The Square
News and perspectives from Covia.

The Covia Foundation recently announced the recipients of the 2018 Darby Betts grant funds.

Established in 2005 as a partnership between Covia and the Episcopal Diocese of California, the Darby Betts fund supports services and programs that benefit seniors in the Episcopal Dioceses of California, Northern California, and El Camino Real.

In 2018, the fund was able to disburse $71,000 among 15 organizations, with grant amounts ranging from $2,500 to $10,000.

Grant recipients and programs for 2018 are:

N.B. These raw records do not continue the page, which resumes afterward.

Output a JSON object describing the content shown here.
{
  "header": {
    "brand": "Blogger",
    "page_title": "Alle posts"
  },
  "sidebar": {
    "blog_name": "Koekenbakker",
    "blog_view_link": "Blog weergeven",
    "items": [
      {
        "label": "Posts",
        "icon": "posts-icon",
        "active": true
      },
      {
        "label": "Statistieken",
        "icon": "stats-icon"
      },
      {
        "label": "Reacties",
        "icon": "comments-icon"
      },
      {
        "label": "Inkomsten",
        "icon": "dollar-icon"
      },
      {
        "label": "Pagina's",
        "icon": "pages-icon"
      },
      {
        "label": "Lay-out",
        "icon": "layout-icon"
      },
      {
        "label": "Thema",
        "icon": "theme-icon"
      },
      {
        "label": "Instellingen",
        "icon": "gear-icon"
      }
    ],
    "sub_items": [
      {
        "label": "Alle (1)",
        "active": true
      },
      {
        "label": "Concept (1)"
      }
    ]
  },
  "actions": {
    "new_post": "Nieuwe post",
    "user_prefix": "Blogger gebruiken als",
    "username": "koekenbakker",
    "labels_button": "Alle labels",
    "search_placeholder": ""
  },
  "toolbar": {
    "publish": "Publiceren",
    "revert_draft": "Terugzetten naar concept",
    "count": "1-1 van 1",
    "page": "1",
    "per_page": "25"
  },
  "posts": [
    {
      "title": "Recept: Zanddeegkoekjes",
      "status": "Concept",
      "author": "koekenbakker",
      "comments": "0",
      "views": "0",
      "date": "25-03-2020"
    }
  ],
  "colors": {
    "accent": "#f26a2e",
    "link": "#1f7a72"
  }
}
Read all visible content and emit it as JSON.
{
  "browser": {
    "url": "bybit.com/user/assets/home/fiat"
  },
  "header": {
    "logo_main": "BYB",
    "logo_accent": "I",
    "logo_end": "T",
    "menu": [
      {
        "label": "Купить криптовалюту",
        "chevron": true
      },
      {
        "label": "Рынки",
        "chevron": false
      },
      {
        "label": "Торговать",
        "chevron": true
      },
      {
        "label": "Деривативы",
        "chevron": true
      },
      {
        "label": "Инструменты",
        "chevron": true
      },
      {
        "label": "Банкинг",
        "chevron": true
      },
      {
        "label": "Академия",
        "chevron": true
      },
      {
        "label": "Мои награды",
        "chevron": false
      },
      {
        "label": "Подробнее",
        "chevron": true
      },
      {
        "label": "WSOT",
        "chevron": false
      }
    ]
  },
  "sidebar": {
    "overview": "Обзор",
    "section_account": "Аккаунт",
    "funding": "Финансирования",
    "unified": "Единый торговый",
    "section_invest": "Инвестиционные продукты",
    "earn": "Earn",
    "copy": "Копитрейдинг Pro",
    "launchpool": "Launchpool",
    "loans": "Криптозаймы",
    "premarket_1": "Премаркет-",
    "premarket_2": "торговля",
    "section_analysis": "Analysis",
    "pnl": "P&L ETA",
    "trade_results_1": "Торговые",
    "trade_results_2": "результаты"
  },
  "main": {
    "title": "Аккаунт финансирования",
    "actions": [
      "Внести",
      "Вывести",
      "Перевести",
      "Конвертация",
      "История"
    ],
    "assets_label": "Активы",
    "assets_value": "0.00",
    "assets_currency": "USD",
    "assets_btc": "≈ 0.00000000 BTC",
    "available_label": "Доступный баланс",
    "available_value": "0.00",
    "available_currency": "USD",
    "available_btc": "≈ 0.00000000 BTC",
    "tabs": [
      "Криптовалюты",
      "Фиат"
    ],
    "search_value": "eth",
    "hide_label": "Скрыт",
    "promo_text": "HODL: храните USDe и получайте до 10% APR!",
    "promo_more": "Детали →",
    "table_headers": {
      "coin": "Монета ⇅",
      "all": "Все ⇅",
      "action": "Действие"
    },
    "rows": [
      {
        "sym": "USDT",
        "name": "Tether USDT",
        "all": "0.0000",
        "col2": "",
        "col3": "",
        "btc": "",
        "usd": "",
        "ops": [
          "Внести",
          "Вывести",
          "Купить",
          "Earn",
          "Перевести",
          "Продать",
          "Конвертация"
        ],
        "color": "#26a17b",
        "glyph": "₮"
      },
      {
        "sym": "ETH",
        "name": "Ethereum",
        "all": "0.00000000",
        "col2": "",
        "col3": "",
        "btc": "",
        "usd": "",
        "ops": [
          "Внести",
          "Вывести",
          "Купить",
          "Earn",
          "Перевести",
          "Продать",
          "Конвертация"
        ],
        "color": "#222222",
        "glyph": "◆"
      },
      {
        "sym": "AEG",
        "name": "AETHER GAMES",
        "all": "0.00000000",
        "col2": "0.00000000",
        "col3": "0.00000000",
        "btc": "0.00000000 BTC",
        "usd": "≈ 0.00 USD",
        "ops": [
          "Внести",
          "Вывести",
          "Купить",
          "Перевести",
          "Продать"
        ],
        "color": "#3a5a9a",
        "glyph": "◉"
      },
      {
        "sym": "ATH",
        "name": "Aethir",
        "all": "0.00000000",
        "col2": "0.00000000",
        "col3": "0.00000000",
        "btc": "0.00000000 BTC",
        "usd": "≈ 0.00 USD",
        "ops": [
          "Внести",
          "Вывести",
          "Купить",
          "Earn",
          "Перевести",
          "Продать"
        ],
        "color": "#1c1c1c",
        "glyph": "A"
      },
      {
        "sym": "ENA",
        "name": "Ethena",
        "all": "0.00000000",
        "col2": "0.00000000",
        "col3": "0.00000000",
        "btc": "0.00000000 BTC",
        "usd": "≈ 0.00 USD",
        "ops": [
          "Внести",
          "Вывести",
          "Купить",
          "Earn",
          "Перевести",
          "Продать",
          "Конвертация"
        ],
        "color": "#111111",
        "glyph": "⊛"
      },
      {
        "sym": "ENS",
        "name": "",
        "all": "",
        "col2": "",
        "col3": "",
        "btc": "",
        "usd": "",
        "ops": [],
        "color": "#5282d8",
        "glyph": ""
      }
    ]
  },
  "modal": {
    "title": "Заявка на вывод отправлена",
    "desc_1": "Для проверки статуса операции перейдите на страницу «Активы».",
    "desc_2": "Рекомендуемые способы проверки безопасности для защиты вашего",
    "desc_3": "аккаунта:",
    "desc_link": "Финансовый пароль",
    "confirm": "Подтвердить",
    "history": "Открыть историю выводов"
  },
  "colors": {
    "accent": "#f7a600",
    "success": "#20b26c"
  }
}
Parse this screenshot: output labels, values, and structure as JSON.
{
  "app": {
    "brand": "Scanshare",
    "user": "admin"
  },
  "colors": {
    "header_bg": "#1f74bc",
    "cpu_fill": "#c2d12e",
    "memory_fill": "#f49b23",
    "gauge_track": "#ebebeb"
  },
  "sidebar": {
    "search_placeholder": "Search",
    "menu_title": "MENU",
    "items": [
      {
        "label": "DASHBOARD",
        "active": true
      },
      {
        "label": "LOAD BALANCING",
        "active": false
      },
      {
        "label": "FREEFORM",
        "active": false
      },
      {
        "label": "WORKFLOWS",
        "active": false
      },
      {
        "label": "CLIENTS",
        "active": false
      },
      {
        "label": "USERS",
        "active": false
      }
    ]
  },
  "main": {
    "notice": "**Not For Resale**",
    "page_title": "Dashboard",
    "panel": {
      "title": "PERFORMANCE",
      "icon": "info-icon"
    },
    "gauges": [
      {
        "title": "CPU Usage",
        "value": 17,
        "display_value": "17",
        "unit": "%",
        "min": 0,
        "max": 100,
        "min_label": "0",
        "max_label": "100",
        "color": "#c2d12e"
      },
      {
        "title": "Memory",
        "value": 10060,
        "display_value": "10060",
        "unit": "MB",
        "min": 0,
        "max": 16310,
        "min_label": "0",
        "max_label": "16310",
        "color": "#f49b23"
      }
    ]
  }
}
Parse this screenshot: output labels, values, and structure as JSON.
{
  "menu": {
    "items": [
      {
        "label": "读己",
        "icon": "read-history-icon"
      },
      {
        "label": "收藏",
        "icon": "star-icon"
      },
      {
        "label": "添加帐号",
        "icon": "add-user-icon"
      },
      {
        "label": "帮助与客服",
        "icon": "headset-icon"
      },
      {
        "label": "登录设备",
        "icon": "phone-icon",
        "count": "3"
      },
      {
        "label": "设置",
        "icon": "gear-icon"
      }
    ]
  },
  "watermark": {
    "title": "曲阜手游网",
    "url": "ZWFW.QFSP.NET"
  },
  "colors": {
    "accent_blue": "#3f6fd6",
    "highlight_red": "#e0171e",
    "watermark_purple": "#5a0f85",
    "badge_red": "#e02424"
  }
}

Father Darby Betts was the visionary behind the Covia communities and services that serve seniors, wherever they call home. To qualify for the Darby Betts grant, organizations must operate on a nonprofit basis and demonstrate a clear and dedicated focus on services and programs that benefit older adults living throughout the region covered by the three Episcopal Dioceses in Northern California – from its northern border down to San Luis Obispo. The grants are determined by a committee of representatives from the Episcopal Impact Fund and Covia.

When Pat Lau, Activities Coordinator for Webster House in Palo Alto, first created the Healthy Connections program in 2016, she had no idea the kind of impact it would eventually have.

“I thought, ‘Oh, I’ll just have a little volunteer program. They can work with the residents, meet them, talk to them,’” she says. “But it evolved into so much more.”

Now in its third year, Healthy Connections partners with Stanford University’s Office of Undergraduate Advising to provide pre-med students with a setting to gain clinical experience as well as giving residents in the Health Center the personal connections that studies continue to show are beneficial to people’s health and well-being.

Webster House and its affiliated Health Center are located just a mile away from Stanford University. With physicians from Stanford and the Palo Alto Medical Foundation making rounds at the Health Center daily, the program offers valuable experience for students interested in exploring the medical field.

In addition, the program exposes pre-med students to the need for, and importance of, geriatrics as a medical specialty. According to the American Geriatric Society, 20,000 geriatricians are required to keep up with the need right now, and that need will only grow as the population ages. There are currently fewer than 7,300 certified geriatricians practicing nationwide.

Volunteers for the Healthy Connection program must spend a minimum of three hours each week with the residents and at least 100 clinical hours at the Health Center. “Most of the students, though, work well beyond the hundred hours and some have gone on to two hundred hours,” according to Lau.

Students must be 18 years old, pass a criminal background check, be screened for tuberculosis, and attend an in-depth orientation. “There’s a number of regulations and things they need to know about if they’re going to be in a health care setting and working with a vulnerable population such as older adults,” Lau explains, including the Health Information Portability and Accountability Act (HIPAA), patient rights, elder abuse, infection control, and safety procedures.

So far, 12 students have participated in the program. Four of the 12 students who have been through the program have been accepted to medical school.

“Everyone seemed to benefit,” Lau says. “The student was exposed to a clinical environment, but most of all, there was a very strong, caring, and reliable relationship.”

Healthy Connections recently received a Sereno Group 1% For Good grant from the Palo Alto office. 1% for Good provides grants to local organizations that are active in improving our communities. Sereno Group Palo Alto will be supporting Healthy Connections from July through September 2018.

Brian Chancellor from the Sereno Group says, ““We were intrigued and touched by the inter-generational experience between the students and the residents. It’s exciting to support them all in their care and cultivation of such a relationship when it is so greatly needed and appreciated.”

As the new school year begins at Stanford, students can anticipate another benefit of participating in the Healthy Connections program: Dr. Peter Pompei, a professor at the Stanford Medical School, general internist and geriatrician with 20 years of clinical experience, will serve as the program’s medical director, providing mentorship and support for the students.

But it’s the relationships built between the residents and students that most impresses Lau. “These students really help support these older adults. They improve the quality of their lives. And for me, I can’t tell you what I feel when I see some of these individuals smile.”

For more information on the Healthy Connections program, please contact Pat Lau at plau@covia.org.